Many people will tell us (sometimes indirectly) through ignorance to settle for less. It’s the safe route to take. It’s the insecurity of the ego at work. It's nothing personal and there is no need for judgment. They simply mean to protect us. However, it is definitely not the best route to take for fulfilling our purpose, for fulfilling the passion in our heart. When we aren't tuned into our inner life and we instead choose to settle for mediocrity, it turns off the passion that is inside of us as professional athletes. It can be very depressing and we end up refusing to let go of our past. Retirement is another myth or a catch 22, depending on how we perceive it. If we believe we will enjoy life without giving any attention to our intuition, then more suffering may be just around the corner when we find ourselves confused and without inspiration and passion. When we listen to the voices of others or the voice in our head, we are tempted to take whatever comes along first, to settle for a job that isn't really what we want, but we take it because we have not considered our inner guidance. However, when we let life unfold in the moment while we are in touch with our intuition, and we are open to discovering what is new, we are much more likely to experience peace, inspiration, and happiness. There is incredible wisdom in the beauty of the present moment and of our intuition speaking to us through stillness instead of simply taking the other reactive path. I thank authors like Eckhart Tolle and Gina Lake for helping me learn and experience this wisdom that I now put into daily practice.

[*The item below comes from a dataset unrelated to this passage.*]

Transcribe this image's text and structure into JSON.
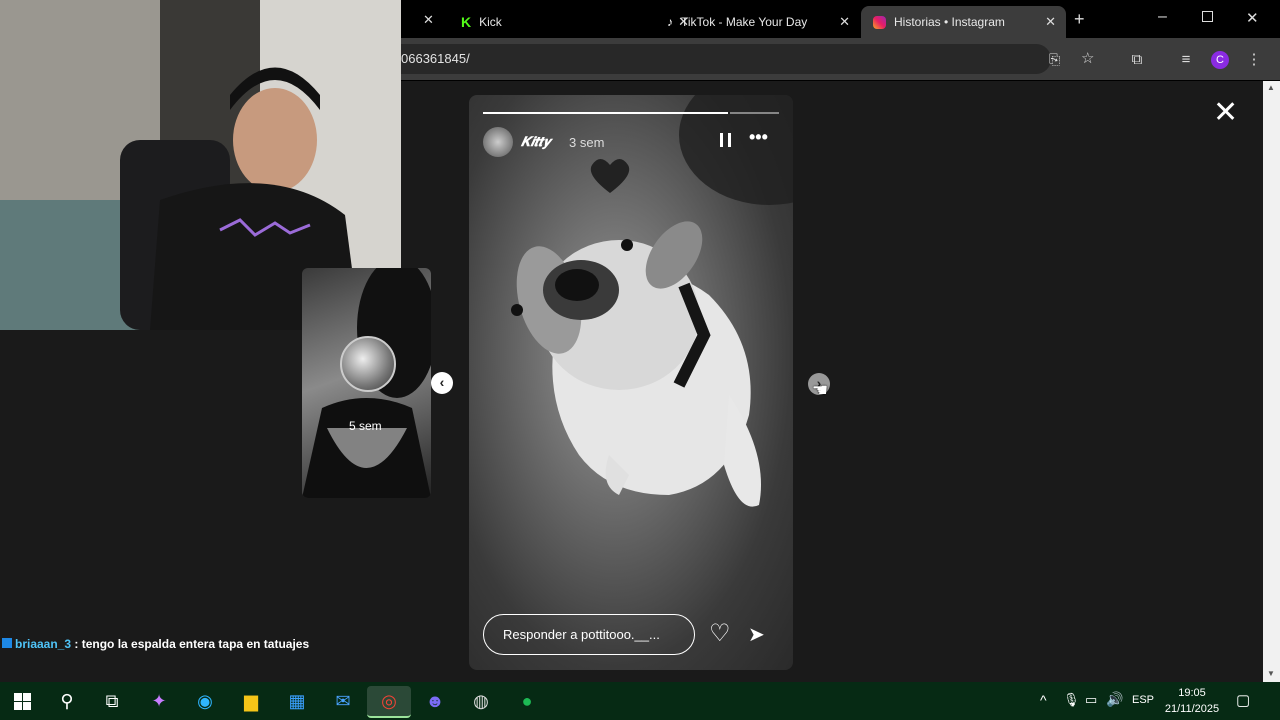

I do not share these ideas out of self-pity for athletes but out of empathy as I certainly went through suffering myself. I understand that most people suffer after they retire from “public” positions and that they wrestle with letting go of their “public” identification in their mind, in the ego’s perspective. My purpose in writing this article is to create awareness. NOW is the time to take responsibility for our own well-being. As a professional hockey player, it was my responsibility to take time to read books, watch documentaries or listen to seminars on the bus rather than to play cards all of the time. This ideology of “killing time” needs reconsideration. We must balance play and leisure with building our inner foundation. Too often we lack curiosity and we never question the way things are. I'll be the first to admit that I was great at killing time, a few beers and video games and shooting the breeze was typical until I woke up to life. Friends, ignorance hurts! It hurt me and it will hurt you if you do not take as much time to work inside for yourself as you work outside for the game shape. Sometimes, work can mean to just be, to not do or think, but to just observe our thoughts and feelings from a distance, without judging them as good or bad. Don’t let life pass you by. Live in the moment! Live in the now!

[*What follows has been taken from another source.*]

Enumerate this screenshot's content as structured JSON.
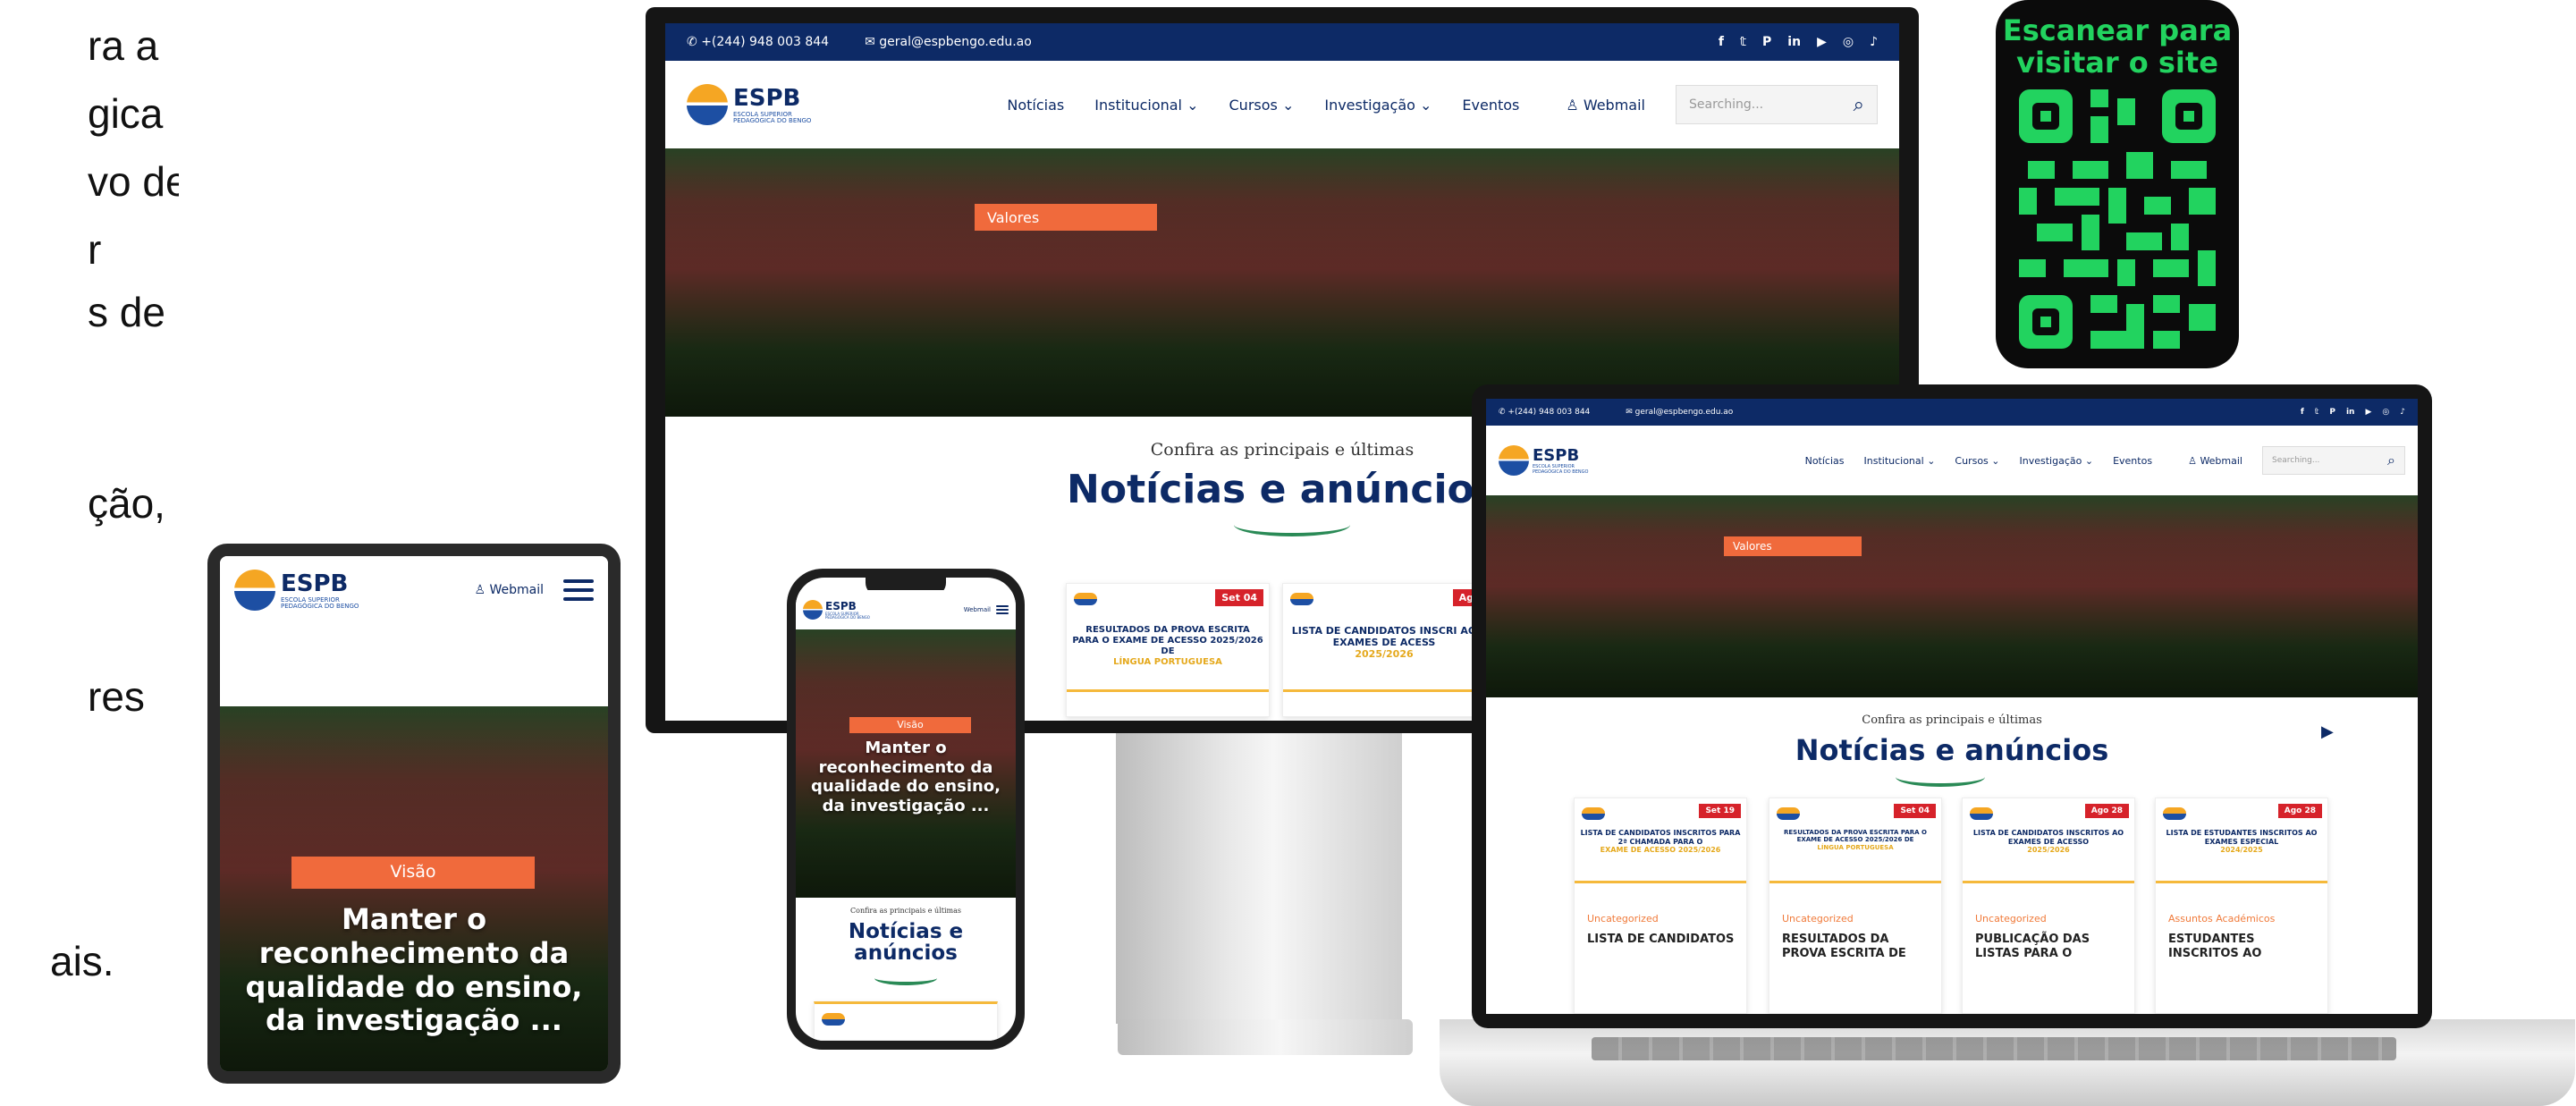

The wonderful thing about investing in ourselves is that it keeps on benefiting us. It will be passed down and the compounded effect will multiply. When a situation presents itself, we will be in a position to help someone else. What a reward it is to know that you can really help someone. Invest in yourself and be compassionate to yourself, and then pass it down. Giving this kind of service to others brings happiness and light back to us.
Life after hockey will come expectedly or unexpectedly, either way, it is okay. Acceptance is strength, while resistance is part of the unconscious fear that we refuse to acknowledge. We must go deep within and look at what we believe and expect to happen to us once we leave hockey. Let's bring light to any unconscious lies. Let's recognize those limited and false beliefs. It is time to evolve into a more compassionate being and to experience inner peace, true inner peace.